• Task instructions:
Every record needs to be repeated exactly; its pictures do not.

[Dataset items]

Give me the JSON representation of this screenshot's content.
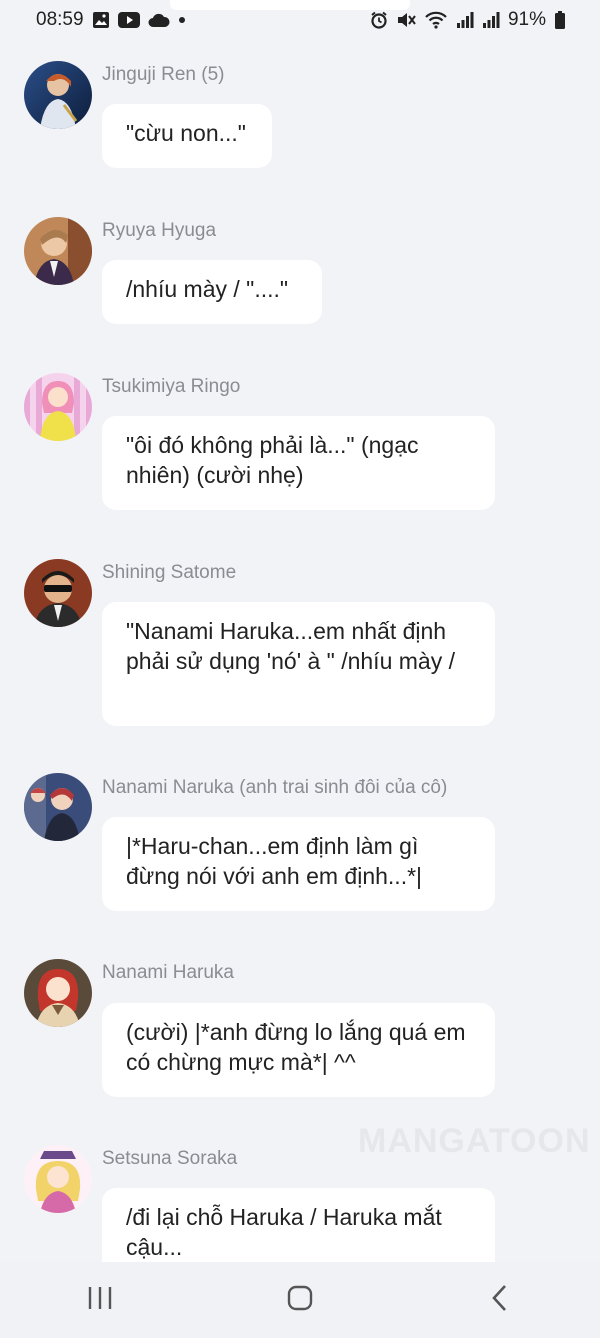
{
  "status_bar": {
    "time": "08:59",
    "battery": "91%",
    "left_icons": [
      "gallery-icon",
      "youtube-icon",
      "cloud-icon",
      "dot-icon"
    ],
    "right_icons": [
      "alarm-icon",
      "mute-icon",
      "wifi-icon",
      "signal-icon",
      "signal-icon",
      "battery-icon"
    ]
  },
  "messages": [
    {
      "name": "Jinguji Ren (5)",
      "text": "\"cừu non...\"",
      "avatar_colors": [
        "#1b3a6b",
        "#c9a24c"
      ]
    },
    {
      "name": "Ryuya Hyuga",
      "text": "/nhíu mày / \"....\"",
      "avatar_colors": [
        "#b7784a",
        "#3c2a4a"
      ]
    },
    {
      "name": "Tsukimiya Ringo",
      "text": "\"ôi đó không phải là...\" (ngạc nhiên) (cười nhẹ)",
      "avatar_colors": [
        "#e9a9d6",
        "#f0e04a"
      ]
    },
    {
      "name": "Shining Satome",
      "text": "\"Nanami Haruka...em nhất định phải sử dụng 'nó' à \" /nhíu mày /",
      "avatar_colors": [
        "#6b2a1c",
        "#2b2b2b"
      ]
    },
    {
      "name": "Nanami Naruka (anh trai sinh đôi của cô)",
      "text": "|*Haru-chan...em định làm gì đừng nói với anh em định...*|",
      "avatar_colors": [
        "#a33a3a",
        "#3a4d7a"
      ]
    },
    {
      "name": "Nanami Haruka",
      "text": "(cười) |*anh đừng lo lắng quá em có chừng mực mà*| ^^",
      "avatar_colors": [
        "#c2362b",
        "#e8d3b0"
      ]
    },
    {
      "name": "Setsuna Soraka",
      "text": "/đi lại chỗ Haruka / Haruka mắt cậu...",
      "avatar_colors": [
        "#f1d36a",
        "#d66aa8"
      ]
    }
  ],
  "watermark": "MANGATOON",
  "nav_bar": {
    "recent_icon": "recent-apps-icon",
    "home_icon": "home-icon",
    "back_icon": "back-icon"
  }
}
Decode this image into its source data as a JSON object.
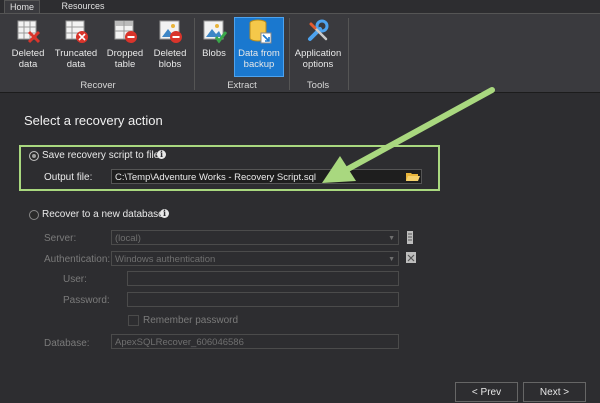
{
  "tabs": [
    {
      "label": "Home",
      "active": true
    },
    {
      "label": "Resources",
      "active": false
    }
  ],
  "ribbon": {
    "groups": {
      "recover": "Recover",
      "extract": "Extract",
      "tools": "Tools"
    },
    "buttons": {
      "deleted_data": "Deleted\ndata",
      "truncated_data": "Truncated\ndata",
      "dropped_table": "Dropped\ntable",
      "deleted_blobs": "Deleted\nblobs",
      "blobs": "Blobs",
      "data_from_backup": "Data from\nbackup",
      "application_options": "Application\noptions"
    },
    "selected_button": "data_from_backup"
  },
  "page": {
    "title": "Select a recovery action"
  },
  "option_script": {
    "label": "Save recovery script to file",
    "selected": true,
    "output_label": "Output file:",
    "output_value": "C:\\Temp\\Adventure Works - Recovery Script.sql"
  },
  "option_db": {
    "label": "Recover to a new database",
    "selected": false,
    "server_label": "Server:",
    "server_value": "(local)",
    "auth_label": "Authentication:",
    "auth_value": "Windows authentication",
    "user_label": "User:",
    "user_value": "",
    "password_label": "Password:",
    "password_value": "",
    "remember_label": "Remember password",
    "remember_checked": false,
    "database_label": "Database:",
    "database_value": "ApexSQLRecover_606046586"
  },
  "nav": {
    "prev": "< Prev",
    "next": "Next >"
  },
  "colors": {
    "highlight": "#a9d87f",
    "selected_button": "#1a78cf",
    "background": "#2d2d30"
  }
}
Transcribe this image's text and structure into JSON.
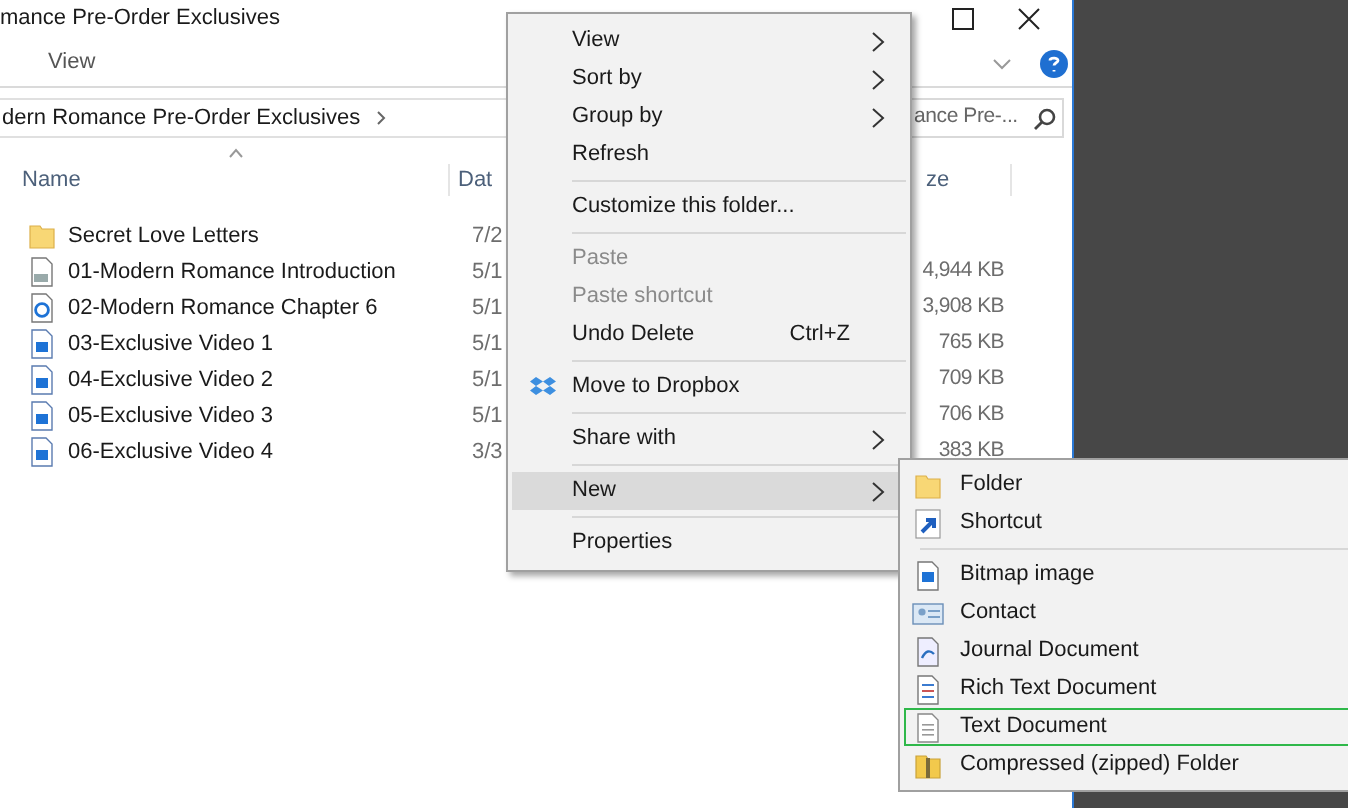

• Response area:
Give me the JSON representation of this screenshot's content.
{
  "status_bar": {
    "time": "08:59",
    "battery": "91%",
    "left_icons": [
      "gallery-icon",
      "youtube-icon",
      "cloud-icon",
      "dot-icon"
    ],
    "right_icons": [
      "alarm-icon",
      "mute-icon",
      "wifi-icon",
      "signal-icon",
      "signal-icon",
      "battery-icon"
    ]
  },
  "messages": [
    {
      "name": "Jinguji Ren (5)",
      "text": "\"cừu non...\"",
      "avatar_colors": [
        "#1b3a6b",
        "#c9a24c"
      ]
    },
    {
      "name": "Ryuya Hyuga",
      "text": "/nhíu mày / \"....\"",
      "avatar_colors": [
        "#b7784a",
        "#3c2a4a"
      ]
    },
    {
      "name": "Tsukimiya Ringo",
      "text": "\"ôi đó không phải là...\" (ngạc nhiên) (cười nhẹ)",
      "avatar_colors": [
        "#e9a9d6",
        "#f0e04a"
      ]
    },
    {
      "name": "Shining Satome",
      "text": "\"Nanami Haruka...em nhất định phải sử dụng 'nó' à \" /nhíu mày /",
      "avatar_colors": [
        "#6b2a1c",
        "#2b2b2b"
      ]
    },
    {
      "name": "Nanami Naruka (anh trai sinh đôi của cô)",
      "text": "|*Haru-chan...em định làm gì đừng nói với anh em định...*|",
      "avatar_colors": [
        "#a33a3a",
        "#3a4d7a"
      ]
    },
    {
      "name": "Nanami Haruka",
      "text": "(cười) |*anh đừng lo lắng quá em có chừng mực mà*| ^^",
      "avatar_colors": [
        "#c2362b",
        "#e8d3b0"
      ]
    },
    {
      "name": "Setsuna Soraka",
      "text": "/đi lại chỗ Haruka / Haruka mắt cậu...",
      "avatar_colors": [
        "#f1d36a",
        "#d66aa8"
      ]
    }
  ],
  "watermark": "MANGATOON",
  "nav_bar": {
    "recent_icon": "recent-apps-icon",
    "home_icon": "home-icon",
    "back_icon": "back-icon"
  }
}
Decode this image into its source data as a JSON object.
{
  "tabs": [
    {
      "label": "Home",
      "active": true
    },
    {
      "label": "Resources",
      "active": false
    }
  ],
  "ribbon": {
    "groups": {
      "recover": "Recover",
      "extract": "Extract",
      "tools": "Tools"
    },
    "buttons": {
      "deleted_data": "Deleted\ndata",
      "truncated_data": "Truncated\ndata",
      "dropped_table": "Dropped\ntable",
      "deleted_blobs": "Deleted\nblobs",
      "blobs": "Blobs",
      "data_from_backup": "Data from\nbackup",
      "application_options": "Application\noptions"
    },
    "selected_button": "data_from_backup"
  },
  "page": {
    "title": "Select a recovery action"
  },
  "option_script": {
    "label": "Save recovery script to file",
    "selected": true,
    "output_label": "Output file:",
    "output_value": "C:\\Temp\\Adventure Works - Recovery Script.sql"
  },
  "option_db": {
    "label": "Recover to a new database",
    "selected": false,
    "server_label": "Server:",
    "server_value": "(local)",
    "auth_label": "Authentication:",
    "auth_value": "Windows authentication",
    "user_label": "User:",
    "user_value": "",
    "password_label": "Password:",
    "password_value": "",
    "remember_label": "Remember password",
    "remember_checked": false,
    "database_label": "Database:",
    "database_value": "ApexSQLRecover_606046586"
  },
  "nav": {
    "prev": "< Prev",
    "next": "Next >"
  },
  "colors": {
    "highlight": "#a9d87f",
    "selected_button": "#1a78cf",
    "background": "#2d2d30"
  }
}
Transcribe this image's text and structure into JSON.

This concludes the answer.